The United States and Russia unveiled an ambitious plan to eliminate Syria’s chemical weapons by mid-2014, sparking a diplomatic drive Sunday to secure broad international backing for the deal.
The landmark agreement, announced in Geneva on Saturday, left the door open to unspecified sanctions if Damascus fails to comply, and was swiftly hailed by the West.
However it was equally swiftly rejected by Syrian rebels who warned it would not halt the bloodshed in the conflict that has killed more than 110,000 people and displaced millions in two and a half years.
Under the accord struck in three days of talks in Geneva between US Secretary of State John Kerry and his Russian counterpart Sergei Lavrov, Syrian President Bashar al-Assad now has a week to hand over details of his regime’s stockpile.
Kerry said Assad’s regime must also provide “immediate and unfettered” access to inspectors from the Organisation for the Prohibition of Chemical Weapons (OPCW).
“The inspectors must be on the ground no later than November… and the goal is to establish the removal by halfway through next year,” said Kerry, flanked by Lavrov.
The pressure is now on Assad to deliver, with US President Barack Obama warning that “the United States remains prepared to act” if Damascus fails to comply.
But influential US Senators John McCain and Lindsey Graham said the agreement was a debacle.
In a joint statement, the two Republican lawmakers voiced fear that Washington’s friends and foes alike will view the agreement as an “act of provocative weakness on America’s part.”
Kerry said the agreed steps would be encapsulated in a UN Security Council resolution drawn up under Chapter Seven of the organisation’s charter, which provides for enforcement through sanctions, including the possible use of military force.
But with Russia strongly opposed to the use of military threats against its long-term ally Syria, and wielding a veto on the Security Council, Kerry acknowledged it was “impossible to have a pre-agreement” on what would happen in the event of non-compliance.
Lavrov hailed the accord as an “excellent” agreement “whose significance is hard to overestimate.”
Kerry flies to Israel on Sunday to brief Prime Minister Benjamin Netanyahu about the deal and discuss the Israeli-Palestinian peace process, kicking off a flurry of diplomatic activity.
He will travel to Paris for a Monday meeting with French counterpart Laurent Fabius and British Foreign Secretary William Hague, as well as the Saudi Foreign Minister Saud al-Faisal.
Meanwhile, French Foreign Minister Laurent Fabius will visit veto-wielding China on Sunday to discuss Syria.
On his way back, Fabius will hold talks on Tuesday with Lavrov amid an intense few days of negotiations between the permanent members of the Security Council.
France has been one of Washington’s closest allies in urging military action in response to an August 21 chemical attack on the outskirts of Damascus blamed by Washington and others on the Syrian government.
In contrast, both China and Russia have consistently blocked resolutions at the UN to sanction the Syrian regime.
The British parliament has voted against participating in any military action against Assad.

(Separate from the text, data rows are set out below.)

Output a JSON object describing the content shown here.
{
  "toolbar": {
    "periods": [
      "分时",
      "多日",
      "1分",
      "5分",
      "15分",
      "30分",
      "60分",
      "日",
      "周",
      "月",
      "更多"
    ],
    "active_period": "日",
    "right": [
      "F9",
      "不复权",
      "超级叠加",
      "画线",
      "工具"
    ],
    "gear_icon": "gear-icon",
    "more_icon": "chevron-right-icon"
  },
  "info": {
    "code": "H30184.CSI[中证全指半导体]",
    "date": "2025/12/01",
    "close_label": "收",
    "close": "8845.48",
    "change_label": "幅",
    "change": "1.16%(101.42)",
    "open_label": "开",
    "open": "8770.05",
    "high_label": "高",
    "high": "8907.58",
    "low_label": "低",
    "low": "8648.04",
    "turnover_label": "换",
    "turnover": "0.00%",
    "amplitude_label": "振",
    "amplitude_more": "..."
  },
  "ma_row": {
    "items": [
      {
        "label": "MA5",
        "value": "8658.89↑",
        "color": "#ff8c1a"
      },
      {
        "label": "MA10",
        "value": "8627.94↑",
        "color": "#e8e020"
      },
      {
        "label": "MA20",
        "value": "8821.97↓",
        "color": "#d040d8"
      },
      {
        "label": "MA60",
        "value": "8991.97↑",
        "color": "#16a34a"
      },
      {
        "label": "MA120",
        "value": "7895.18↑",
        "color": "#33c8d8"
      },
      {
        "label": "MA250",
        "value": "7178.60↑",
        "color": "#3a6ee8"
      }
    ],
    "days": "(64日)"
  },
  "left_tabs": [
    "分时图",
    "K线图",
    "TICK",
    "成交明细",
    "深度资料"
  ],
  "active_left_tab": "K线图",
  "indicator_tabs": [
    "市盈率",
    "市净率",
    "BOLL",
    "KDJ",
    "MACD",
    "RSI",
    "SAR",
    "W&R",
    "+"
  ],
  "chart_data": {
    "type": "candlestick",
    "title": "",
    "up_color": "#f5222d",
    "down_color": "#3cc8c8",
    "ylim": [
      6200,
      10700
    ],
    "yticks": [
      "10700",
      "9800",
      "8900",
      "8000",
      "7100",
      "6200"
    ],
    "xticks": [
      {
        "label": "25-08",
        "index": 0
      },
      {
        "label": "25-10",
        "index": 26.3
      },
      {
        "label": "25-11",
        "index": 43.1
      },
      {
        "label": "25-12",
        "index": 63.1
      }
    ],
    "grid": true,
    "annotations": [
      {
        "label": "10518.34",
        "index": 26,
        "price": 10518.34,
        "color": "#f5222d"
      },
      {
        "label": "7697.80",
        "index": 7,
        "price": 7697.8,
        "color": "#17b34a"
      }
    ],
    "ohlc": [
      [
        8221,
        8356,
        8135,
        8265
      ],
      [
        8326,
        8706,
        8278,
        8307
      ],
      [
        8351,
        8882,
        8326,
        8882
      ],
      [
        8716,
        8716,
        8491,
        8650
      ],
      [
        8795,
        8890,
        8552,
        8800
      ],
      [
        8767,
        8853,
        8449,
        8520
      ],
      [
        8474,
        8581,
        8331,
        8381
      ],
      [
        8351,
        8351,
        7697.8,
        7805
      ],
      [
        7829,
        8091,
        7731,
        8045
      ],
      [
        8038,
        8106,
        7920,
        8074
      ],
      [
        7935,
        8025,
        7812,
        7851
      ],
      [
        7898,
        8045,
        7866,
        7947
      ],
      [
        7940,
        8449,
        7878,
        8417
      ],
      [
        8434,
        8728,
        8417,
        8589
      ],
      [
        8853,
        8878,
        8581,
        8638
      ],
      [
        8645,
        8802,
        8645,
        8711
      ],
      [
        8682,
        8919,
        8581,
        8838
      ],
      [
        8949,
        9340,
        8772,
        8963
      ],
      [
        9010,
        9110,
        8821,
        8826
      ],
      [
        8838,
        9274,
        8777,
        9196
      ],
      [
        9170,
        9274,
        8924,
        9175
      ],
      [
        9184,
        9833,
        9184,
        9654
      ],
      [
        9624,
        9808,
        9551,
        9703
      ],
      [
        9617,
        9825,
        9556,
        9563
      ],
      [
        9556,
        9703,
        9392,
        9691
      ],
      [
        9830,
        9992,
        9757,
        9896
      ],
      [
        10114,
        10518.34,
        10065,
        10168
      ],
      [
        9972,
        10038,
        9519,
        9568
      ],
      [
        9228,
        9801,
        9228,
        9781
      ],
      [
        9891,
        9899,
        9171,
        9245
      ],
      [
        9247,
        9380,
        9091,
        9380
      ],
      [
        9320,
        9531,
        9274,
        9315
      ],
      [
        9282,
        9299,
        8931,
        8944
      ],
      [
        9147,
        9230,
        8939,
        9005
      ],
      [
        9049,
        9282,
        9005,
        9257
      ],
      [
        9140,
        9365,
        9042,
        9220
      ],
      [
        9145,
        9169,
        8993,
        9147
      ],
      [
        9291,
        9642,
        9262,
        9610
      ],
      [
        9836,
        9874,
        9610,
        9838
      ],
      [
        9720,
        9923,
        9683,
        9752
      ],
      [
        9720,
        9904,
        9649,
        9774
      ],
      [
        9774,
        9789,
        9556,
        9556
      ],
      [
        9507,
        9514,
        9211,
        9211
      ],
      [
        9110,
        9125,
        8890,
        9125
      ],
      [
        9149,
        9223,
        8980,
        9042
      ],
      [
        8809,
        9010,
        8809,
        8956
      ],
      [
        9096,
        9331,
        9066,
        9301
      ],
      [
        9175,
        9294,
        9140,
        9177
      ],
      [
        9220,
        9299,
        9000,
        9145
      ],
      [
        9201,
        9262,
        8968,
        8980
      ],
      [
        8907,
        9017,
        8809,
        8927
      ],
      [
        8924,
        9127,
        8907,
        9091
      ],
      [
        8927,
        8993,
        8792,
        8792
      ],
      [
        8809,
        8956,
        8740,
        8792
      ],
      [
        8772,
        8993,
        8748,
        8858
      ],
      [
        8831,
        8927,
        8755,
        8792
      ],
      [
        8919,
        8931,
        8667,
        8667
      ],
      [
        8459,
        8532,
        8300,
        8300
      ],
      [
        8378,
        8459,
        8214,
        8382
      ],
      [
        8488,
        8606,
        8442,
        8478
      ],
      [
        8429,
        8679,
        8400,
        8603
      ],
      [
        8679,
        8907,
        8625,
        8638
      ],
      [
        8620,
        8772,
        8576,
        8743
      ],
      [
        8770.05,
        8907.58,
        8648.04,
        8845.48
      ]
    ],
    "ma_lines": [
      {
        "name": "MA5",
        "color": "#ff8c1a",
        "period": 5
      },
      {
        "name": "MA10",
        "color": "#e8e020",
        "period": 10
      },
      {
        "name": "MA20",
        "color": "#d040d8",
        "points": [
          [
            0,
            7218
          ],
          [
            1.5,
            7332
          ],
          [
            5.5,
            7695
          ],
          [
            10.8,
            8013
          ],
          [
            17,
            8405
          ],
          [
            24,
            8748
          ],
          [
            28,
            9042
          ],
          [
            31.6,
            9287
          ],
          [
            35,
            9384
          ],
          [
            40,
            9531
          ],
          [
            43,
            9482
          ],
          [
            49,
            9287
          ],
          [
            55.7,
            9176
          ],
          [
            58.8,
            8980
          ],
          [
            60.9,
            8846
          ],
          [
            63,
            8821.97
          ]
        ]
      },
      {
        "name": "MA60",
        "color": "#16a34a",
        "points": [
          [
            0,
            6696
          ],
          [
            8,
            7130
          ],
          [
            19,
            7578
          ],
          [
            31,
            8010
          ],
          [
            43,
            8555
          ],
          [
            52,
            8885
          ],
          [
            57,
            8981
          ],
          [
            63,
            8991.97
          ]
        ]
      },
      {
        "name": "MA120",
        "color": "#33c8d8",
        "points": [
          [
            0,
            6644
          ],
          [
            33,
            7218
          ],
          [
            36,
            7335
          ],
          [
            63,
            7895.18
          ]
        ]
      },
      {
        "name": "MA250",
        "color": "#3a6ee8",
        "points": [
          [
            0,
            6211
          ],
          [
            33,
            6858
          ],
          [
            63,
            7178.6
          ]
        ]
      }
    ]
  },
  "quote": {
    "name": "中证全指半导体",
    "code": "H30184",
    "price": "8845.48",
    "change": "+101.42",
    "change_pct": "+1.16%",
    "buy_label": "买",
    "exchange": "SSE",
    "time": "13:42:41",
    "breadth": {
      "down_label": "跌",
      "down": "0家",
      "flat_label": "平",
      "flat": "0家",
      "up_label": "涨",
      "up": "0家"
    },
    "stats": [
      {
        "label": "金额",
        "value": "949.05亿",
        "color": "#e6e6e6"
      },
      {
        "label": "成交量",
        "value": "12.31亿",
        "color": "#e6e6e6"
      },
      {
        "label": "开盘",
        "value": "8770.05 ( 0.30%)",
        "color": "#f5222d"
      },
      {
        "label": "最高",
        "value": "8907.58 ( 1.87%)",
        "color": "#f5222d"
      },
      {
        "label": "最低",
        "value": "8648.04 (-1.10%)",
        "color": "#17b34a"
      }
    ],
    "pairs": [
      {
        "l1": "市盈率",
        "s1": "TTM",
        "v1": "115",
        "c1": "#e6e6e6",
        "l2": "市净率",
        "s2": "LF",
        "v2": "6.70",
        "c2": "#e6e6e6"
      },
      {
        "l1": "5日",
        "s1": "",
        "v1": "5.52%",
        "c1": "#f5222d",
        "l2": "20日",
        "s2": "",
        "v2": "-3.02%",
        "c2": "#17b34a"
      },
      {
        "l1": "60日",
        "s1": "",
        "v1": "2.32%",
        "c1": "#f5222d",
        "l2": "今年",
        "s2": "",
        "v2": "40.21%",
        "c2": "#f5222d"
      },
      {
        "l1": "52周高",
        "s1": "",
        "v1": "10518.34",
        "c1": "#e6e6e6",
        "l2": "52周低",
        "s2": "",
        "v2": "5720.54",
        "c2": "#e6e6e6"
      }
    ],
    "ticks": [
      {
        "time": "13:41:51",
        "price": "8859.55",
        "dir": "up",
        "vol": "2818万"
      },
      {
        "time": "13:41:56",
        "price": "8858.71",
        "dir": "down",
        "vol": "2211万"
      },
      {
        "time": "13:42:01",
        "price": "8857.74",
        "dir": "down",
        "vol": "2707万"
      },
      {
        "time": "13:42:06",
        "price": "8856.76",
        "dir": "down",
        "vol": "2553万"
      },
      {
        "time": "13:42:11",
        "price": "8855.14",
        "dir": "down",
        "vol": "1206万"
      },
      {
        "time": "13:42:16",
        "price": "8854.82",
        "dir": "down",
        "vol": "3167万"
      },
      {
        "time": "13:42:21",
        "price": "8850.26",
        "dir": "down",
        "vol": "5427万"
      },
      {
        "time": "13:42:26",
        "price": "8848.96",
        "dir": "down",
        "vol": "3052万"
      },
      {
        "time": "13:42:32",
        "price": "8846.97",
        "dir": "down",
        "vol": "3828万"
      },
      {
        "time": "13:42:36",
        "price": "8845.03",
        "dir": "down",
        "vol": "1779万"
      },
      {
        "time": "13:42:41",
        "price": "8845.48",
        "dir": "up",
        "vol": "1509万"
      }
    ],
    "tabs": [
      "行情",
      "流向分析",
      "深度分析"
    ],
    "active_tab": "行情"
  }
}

Syrian rebels fighting the Assad regime greeted the US-Russia plan with dismay, fearing it has scuppered any chance of Western military intervention on their side.
“We cannot accept any part of this initiative,” Free Syrian Army chief General Selim Idriss told reporters in Istanbul.
“Are we Syrians supposed to wait until mid-2014, to continue being killed every day and to accept (the deal) just because the chemical arms will be destroyed in 2014?”
Iran, one of Assad’s main allies, said the United States no longer has a pretext to attack Syria.
Kerry said that Syria’s bloody civil war could only be ended through negotiations, and promised to meet with Lavrov again soon, this time in New York, to try to breathe life into planned peace talks between the regime and the opposition.
Washington and Moscow hope to secure a political transition to end the conflict that began in March 2011 with peaceful protests against the Assad regime and quickly turned violent following a brutal government crackdown of the demonstrations.
Fighting on the ground in Syria continued unabated, with rebel and regime forces engaged in a fierce battle for control of the ancient Christian town of Maalula, near Damascus.
Russia’s surprise announcement that Syria could hand over its chemical arsenal prompted Obama to put on hold military strikes the United States and France had threatened to unleash in response to an August chemical attack near Damascus.
The United States and Russia now agree that Syria possesses around 1,000 metric tonnes of various chemical agents, including mustard and sarin gas, sulphur and VX.
US officials also said there were around 45 sites that inspectors would have to check and Kerry said it would be feasible to do that, despite the fighting.
EU foreign policy chief Catherine Ashton offered the bloc’s help with “securing sites and in dismantling and destroying certain chemical agents.”
NATO in turn welcomed the agreement, saying that “full and unreserved Syrian compliance is now key.”
UN chief Ban Ki-moon has accused Assad of multiple crimes against humanity and said that a UN inspectors’ report due to be published on Monday would provide “overwhelming” confirmation that chemical weapons were used on August 21.